Guest blog by Angela Ni, a Fulbright Fellow (2010-2011) studying rural water and sanitation conditions in Yunnan, China. (email@example.com)
Last month the central Chinese government passed China’s 12th five-year plan, in it vowing to crack down on rural pollution, especially targeting water pollution. According to government figures, sources of agricultural pollution account for 43 %of the country’s water pollution. Livestock fecal waste is a major culprit, with only 20 % of excrement being treated.
Currently, 70 % of water samples across Yunnan province fail to meet water quality standards. Researchers in the Environmental Health Division at Yunnan’s Center for Disease and Control tell me that of the impediments to improving rural water quality and availability, water pollution from human and animal fecal contamination remains a key concern. Water contamination from human and animal fecal pathogens increases the risk of spread of water-borne diseases such as dysentery and other common causes of diarrheal illness like rotavirus infections. Public health officials clearly have their work cut out for them.
Levels of access to sanitation and clean water are not evenly distributed across rural China and the absence of covered sewage infrastructure remains a pressing issue. In Yunnan’s poor, remote villages, livestock is reared within the village, and the lack of covered latrines means animal and human excrement is stored in open backyard pits. During the rainy season these pits often overflow, sending excrement running into the streets and public places. Villagers commonly trek through this mucky slop of mud and waste. Thus, it is not surprising that the rainy season brings with it spikes in diarrheal rates.
While diarrhea incidence in China is lower than levels for most of East Asia (154 per 1,000 according to 2008 WHO country statistics), the lack of a systemized treatment method is putting substantial additional burden on an already strained medical system.
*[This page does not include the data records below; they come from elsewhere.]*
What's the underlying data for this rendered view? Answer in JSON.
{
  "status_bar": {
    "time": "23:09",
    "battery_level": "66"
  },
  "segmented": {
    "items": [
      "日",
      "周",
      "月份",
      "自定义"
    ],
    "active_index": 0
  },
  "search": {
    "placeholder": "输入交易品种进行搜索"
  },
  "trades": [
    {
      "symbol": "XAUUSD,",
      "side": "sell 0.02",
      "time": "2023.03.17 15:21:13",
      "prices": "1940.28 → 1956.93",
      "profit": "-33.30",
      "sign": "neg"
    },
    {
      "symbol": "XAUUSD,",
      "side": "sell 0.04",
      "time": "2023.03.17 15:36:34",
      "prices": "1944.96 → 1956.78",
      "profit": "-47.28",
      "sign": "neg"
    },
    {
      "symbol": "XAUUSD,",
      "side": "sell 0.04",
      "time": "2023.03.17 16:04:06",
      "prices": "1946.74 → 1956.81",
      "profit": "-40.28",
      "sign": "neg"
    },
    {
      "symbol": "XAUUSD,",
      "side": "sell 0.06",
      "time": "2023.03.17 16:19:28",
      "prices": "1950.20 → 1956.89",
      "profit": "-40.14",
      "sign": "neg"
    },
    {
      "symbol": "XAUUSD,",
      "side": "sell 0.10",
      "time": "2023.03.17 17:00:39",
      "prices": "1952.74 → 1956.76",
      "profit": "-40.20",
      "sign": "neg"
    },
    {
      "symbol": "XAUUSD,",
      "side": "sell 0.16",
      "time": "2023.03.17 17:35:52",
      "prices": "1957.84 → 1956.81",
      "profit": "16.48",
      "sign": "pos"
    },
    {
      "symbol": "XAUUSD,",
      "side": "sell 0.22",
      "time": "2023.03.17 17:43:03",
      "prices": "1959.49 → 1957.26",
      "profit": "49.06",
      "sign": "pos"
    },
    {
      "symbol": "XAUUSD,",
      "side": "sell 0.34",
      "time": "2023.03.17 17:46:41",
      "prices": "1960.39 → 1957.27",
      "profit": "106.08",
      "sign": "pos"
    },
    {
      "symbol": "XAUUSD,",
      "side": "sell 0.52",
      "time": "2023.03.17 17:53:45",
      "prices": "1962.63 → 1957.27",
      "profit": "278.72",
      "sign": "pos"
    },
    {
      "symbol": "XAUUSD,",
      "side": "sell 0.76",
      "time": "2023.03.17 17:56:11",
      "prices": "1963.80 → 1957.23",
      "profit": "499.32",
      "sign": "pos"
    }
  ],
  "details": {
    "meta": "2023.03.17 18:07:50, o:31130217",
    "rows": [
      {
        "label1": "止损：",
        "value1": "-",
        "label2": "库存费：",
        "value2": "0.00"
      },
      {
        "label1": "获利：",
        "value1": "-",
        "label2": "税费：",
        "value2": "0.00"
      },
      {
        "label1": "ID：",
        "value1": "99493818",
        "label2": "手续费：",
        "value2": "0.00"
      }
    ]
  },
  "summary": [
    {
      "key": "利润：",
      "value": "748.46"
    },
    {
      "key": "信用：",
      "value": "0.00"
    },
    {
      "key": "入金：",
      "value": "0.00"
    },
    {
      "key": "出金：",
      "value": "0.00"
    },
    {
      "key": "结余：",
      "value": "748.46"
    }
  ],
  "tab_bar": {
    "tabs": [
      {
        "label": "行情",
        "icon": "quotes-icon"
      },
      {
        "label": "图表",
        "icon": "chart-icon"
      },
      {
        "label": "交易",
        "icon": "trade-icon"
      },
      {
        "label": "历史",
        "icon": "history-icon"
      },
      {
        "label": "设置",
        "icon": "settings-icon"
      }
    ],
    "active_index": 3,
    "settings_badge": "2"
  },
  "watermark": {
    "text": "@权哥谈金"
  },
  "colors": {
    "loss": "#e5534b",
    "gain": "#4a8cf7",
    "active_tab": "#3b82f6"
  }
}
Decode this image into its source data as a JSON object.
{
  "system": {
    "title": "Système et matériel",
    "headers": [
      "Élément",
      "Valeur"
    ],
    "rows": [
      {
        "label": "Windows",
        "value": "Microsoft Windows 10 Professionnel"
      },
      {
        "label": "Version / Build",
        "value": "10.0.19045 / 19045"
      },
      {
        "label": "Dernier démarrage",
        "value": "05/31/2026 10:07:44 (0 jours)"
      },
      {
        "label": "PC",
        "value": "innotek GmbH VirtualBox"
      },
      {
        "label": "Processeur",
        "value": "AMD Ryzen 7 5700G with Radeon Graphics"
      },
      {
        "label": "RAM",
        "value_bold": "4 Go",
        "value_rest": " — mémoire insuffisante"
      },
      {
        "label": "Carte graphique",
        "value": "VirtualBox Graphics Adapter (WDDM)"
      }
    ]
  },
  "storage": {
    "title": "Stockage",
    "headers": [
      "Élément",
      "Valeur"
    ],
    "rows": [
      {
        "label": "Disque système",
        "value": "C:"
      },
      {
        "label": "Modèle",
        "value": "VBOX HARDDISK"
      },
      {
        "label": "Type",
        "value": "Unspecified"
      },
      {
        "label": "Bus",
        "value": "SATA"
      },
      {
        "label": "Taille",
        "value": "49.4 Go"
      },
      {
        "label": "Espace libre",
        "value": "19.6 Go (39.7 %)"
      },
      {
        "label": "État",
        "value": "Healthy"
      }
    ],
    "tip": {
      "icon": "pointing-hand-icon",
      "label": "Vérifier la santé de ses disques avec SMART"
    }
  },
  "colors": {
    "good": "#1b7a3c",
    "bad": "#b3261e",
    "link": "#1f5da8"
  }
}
Based on my conversations with medical practitioners ranging from rural clinic doctors to infant and adolescent health specialists, a picture emerges of how this plays out on the front lines of patient care across the province.
When a child exhibits diarrheal symptoms, anxious parents often rush their child to the doctor demanding intravenous drip and a shot of antibiotics. Without the IV drip and shot, parents complain that their child is being denied adequate medical care. This practice occurs in both rural and urban areas, though data differentiating the extent to which antibiotics are used in each respective area is difficult to locate. Not only do current diarrheal treatment practices strain the medical system, but the over-reliance on antibiotics for managing diarrheal illness should also raise alarm since China currently has the world’s highest levels of growing antibiotic resistance.
To counter this phenomenon, hospital administrators and public health officials are working to promote diagnosis before treatment, the use of oral rehydration therapies, and urging doctors to be more prudent in the prescribing of antibiotics. The challenge is compounded, however, by a shortage of medical professionals in the country. China has 1.5 physicians per thousand people (compared to 2.4 physicians per thousand people in the U.S) and the average doctor spends only three to four minutes seeing each patient. The attractiveness of immediate solutions to more endemic problems is understandable.
But, it’s not all doom and gloom on the public sanitation front. There are many signs of progress. The Yunnan Health Bureau, for example, subsidizes up to 400 yuan (one half of total construction cost) for the construction of new “sanitary” household covered-toilets that safely compost human fecal matter; thus preventing contamination of local water sources.
Last year, Yunnan also saw its first environmental public litigation case brought by the Kunming City Environmental Bureau against a pig husbandry factory for polluting local drinking water sources. The large-scale pig farm was fined over 4 million yuan and ordered to clean up its operations – a hefty fine by Chinese standards and a warning to other potential polluters.
Given the complexity of China’s environmental health conditions, there is no quick-fix solution. The story of diarrheal treatment illustrates that water and sanitation needs will require a coordinated effort – across sectors such as infrastructure and medicine – and also between governments, NGOs, and communities. For every bright spot and sign of progress, there are new reports appearing daily on China’s water constraints and water pollution. It’s my hope that this balance can tip and that there will be more news of these challenges being met.